━━━ Given data
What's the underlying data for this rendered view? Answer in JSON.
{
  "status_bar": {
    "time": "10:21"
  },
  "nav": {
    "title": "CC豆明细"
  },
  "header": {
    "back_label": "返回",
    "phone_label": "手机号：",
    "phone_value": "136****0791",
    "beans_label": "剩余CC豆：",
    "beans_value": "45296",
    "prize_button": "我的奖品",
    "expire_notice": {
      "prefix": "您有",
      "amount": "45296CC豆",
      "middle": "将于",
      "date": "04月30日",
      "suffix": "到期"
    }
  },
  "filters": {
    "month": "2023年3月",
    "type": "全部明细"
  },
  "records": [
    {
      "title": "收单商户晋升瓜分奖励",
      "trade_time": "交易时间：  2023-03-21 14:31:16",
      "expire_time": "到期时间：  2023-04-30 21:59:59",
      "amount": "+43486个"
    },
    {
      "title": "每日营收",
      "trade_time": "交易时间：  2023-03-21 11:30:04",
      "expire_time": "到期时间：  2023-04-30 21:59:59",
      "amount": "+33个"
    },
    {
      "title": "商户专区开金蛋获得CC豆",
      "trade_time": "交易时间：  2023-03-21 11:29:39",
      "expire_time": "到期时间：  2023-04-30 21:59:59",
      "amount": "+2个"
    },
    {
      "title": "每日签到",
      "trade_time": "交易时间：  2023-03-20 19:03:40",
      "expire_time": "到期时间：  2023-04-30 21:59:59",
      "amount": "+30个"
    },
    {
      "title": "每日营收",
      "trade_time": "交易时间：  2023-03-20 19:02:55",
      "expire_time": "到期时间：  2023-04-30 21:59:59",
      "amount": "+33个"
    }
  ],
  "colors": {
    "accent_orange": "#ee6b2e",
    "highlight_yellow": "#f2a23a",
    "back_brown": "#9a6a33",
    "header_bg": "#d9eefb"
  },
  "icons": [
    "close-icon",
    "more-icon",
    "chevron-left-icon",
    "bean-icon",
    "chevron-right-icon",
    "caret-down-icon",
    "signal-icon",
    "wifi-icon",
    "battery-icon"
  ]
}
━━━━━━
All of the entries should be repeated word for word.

Exercise response –
What's the underlying data for this rendered view? Answer in JSON.
{
  "status_bar": {
    "time": "10:21"
  },
  "nav": {
    "title": "CC豆明细"
  },
  "header": {
    "back_label": "返回",
    "phone_label": "手机号：",
    "phone_value": "136****0791",
    "beans_label": "剩余CC豆：",
    "beans_value": "45296",
    "prize_button": "我的奖品",
    "expire_notice": {
      "prefix": "您有",
      "amount": "45296CC豆",
      "middle": "将于",
      "date": "04月30日",
      "suffix": "到期"
    }
  },
  "filters": {
    "month": "2023年3月",
    "type": "全部明细"
  },
  "records": [
    {
      "title": "收单商户晋升瓜分奖励",
      "trade_time": "交易时间：  2023-03-21 14:31:16",
      "expire_time": "到期时间：  2023-04-30 21:59:59",
      "amount": "+43486个"
    },
    {
      "title": "每日营收",
      "trade_time": "交易时间：  2023-03-21 11:30:04",
      "expire_time": "到期时间：  2023-04-30 21:59:59",
      "amount": "+33个"
    },
    {
      "title": "商户专区开金蛋获得CC豆",
      "trade_time": "交易时间：  2023-03-21 11:29:39",
      "expire_time": "到期时间：  2023-04-30 21:59:59",
      "amount": "+2个"
    },
    {
      "title": "每日签到",
      "trade_time": "交易时间：  2023-03-20 19:03:40",
      "expire_time": "到期时间：  2023-04-30 21:59:59",
      "amount": "+30个"
    },
    {
      "title": "每日营收",
      "trade_time": "交易时间：  2023-03-20 19:02:55",
      "expire_time": "到期时间：  2023-04-30 21:59:59",
      "amount": "+33个"
    }
  ],
  "colors": {
    "accent_orange": "#ee6b2e",
    "highlight_yellow": "#f2a23a",
    "back_brown": "#9a6a33",
    "header_bg": "#d9eefb"
  },
  "icons": [
    "close-icon",
    "more-icon",
    "chevron-left-icon",
    "bean-icon",
    "chevron-right-icon",
    "caret-down-icon",
    "signal-icon",
    "wifi-icon",
    "battery-icon"
  ]
}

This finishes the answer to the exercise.